Steve Antonakes will lead depository supervision, building the consumer supervision program for the nation's largest depository institutions. Peggy Twohig will lead the non-depository supervision team, spearheading efforts to conduct research and policy analysis.
The announcement was made by Elizabeth Warren, assistant to the president and special advisor to the secretary of the Treasury on the CFPB. Warren made a name for herself as the outspoken head of the Congressional Oversight Panel. The former Harvard Law School professor is not shy about expressing her disapproval of Wall Street, big banks, and the administration's response to the mortgage crisis.[COLUMN_BREAK]

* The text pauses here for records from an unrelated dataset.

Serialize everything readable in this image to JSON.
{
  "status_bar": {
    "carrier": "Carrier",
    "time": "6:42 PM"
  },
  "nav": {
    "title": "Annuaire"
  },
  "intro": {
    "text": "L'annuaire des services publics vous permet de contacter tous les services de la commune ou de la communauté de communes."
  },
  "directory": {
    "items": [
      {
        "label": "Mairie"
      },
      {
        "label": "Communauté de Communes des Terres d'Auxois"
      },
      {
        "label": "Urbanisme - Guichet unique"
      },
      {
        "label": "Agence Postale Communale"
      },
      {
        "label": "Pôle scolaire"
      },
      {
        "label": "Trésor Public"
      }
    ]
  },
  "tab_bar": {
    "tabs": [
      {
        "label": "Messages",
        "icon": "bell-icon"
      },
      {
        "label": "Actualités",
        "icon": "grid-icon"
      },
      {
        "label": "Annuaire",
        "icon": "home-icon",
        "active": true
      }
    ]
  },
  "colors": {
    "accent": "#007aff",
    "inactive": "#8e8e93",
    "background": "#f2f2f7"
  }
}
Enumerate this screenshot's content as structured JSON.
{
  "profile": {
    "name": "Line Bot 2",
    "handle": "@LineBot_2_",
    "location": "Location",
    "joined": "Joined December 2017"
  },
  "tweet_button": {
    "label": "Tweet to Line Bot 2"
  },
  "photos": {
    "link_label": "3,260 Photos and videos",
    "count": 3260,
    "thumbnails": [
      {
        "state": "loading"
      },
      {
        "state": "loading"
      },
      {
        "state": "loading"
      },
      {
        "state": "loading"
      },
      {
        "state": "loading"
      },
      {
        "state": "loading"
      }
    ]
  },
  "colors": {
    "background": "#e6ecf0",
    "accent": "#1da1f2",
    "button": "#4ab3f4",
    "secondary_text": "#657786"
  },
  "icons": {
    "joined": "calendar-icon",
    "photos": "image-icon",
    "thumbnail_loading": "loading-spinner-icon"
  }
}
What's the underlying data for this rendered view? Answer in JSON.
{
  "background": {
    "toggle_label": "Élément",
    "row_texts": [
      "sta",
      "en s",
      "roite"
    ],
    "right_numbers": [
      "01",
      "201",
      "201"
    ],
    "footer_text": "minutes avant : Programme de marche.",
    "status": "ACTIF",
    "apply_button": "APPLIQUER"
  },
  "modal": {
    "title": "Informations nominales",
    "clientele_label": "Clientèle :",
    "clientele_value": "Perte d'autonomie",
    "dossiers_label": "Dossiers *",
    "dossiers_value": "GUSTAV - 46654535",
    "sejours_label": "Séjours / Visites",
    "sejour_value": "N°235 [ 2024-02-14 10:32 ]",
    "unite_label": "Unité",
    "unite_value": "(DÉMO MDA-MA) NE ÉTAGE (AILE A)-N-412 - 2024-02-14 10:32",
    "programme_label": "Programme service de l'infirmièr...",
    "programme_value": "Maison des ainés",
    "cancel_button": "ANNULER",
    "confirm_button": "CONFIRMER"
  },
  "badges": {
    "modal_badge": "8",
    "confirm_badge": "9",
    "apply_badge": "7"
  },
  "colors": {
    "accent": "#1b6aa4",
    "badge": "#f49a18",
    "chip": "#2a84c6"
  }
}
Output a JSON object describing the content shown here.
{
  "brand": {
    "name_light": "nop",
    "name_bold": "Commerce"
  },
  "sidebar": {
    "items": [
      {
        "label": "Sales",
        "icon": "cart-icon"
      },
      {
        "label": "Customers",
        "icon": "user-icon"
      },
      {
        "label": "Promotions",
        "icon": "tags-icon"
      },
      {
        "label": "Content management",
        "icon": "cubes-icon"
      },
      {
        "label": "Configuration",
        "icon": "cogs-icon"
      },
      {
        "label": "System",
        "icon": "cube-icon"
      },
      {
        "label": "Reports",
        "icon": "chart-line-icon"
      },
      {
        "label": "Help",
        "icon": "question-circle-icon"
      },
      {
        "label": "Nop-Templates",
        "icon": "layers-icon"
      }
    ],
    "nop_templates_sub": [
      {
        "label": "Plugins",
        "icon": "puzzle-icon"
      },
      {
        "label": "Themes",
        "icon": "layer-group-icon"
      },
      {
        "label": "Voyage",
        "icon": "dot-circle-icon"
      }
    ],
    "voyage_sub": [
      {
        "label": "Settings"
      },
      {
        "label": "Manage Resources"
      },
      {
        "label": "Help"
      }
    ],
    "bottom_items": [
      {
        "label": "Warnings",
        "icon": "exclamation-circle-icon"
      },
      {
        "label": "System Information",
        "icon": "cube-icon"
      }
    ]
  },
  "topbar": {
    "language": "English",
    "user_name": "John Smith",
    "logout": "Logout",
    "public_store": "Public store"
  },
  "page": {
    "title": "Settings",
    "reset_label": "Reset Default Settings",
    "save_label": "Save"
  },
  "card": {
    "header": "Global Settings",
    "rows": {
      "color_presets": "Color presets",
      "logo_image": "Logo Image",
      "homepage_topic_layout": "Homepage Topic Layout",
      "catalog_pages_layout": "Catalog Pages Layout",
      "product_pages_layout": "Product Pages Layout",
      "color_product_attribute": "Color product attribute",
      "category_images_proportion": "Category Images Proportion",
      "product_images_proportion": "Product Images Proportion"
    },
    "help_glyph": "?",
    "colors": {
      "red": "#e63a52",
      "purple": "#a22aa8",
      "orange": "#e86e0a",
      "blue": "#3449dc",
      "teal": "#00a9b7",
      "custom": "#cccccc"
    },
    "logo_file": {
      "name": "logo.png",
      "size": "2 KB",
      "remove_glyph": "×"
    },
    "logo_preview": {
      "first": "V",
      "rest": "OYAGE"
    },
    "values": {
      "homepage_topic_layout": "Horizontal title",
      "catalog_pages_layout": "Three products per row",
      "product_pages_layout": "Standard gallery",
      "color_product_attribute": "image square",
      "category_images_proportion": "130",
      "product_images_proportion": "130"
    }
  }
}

""There are plenty of good lenders out there that want to build their businesses around providing good service to their customers, but the market doesn't work for them when some of their competitors aren't playing by the same rules,"" Warren said. ""Peggy and Steve will play critical roles in building a CFPB that will level the playing field between bank and non-bank lenders.""
Warren added, ""For the first time, consumer credit is going to be regulated by product instead of by the kind of company selling it, and these two will be instrumental in developing this new approach.""
Twohig currently serves as Treasury's director of the Office of Consumer Protection and policy lead for the CFPB implementation team.
Prior to joining Treasury, Twohig worked at the Federal Trade Commission on enforcement and policy issues related to consumer financial services, including directing the activities of the Division of Financial Practices. She also practiced law with Arnold & Porter in Washington D.C., handling civil litigation matters.
Antonakes was commissioner of banks for the Commonwealth of Massachusetts for the past seven years, overseeing nearly 240 state-chartered banks and credit unions and more than 4,500 non-bank financial entities.
He also served as a voting member of the Federal Financial Institutions Examination Council (FFIEC) and as the vice chairman of the Conference of State Bank Supervisors (CSBS). He began his career as a Community Reinvestment Act bank examiner in 1990 and worked his way through the management ranks to become Massachusetts' commissioner of banks-the second career bank examiner to serve in that position.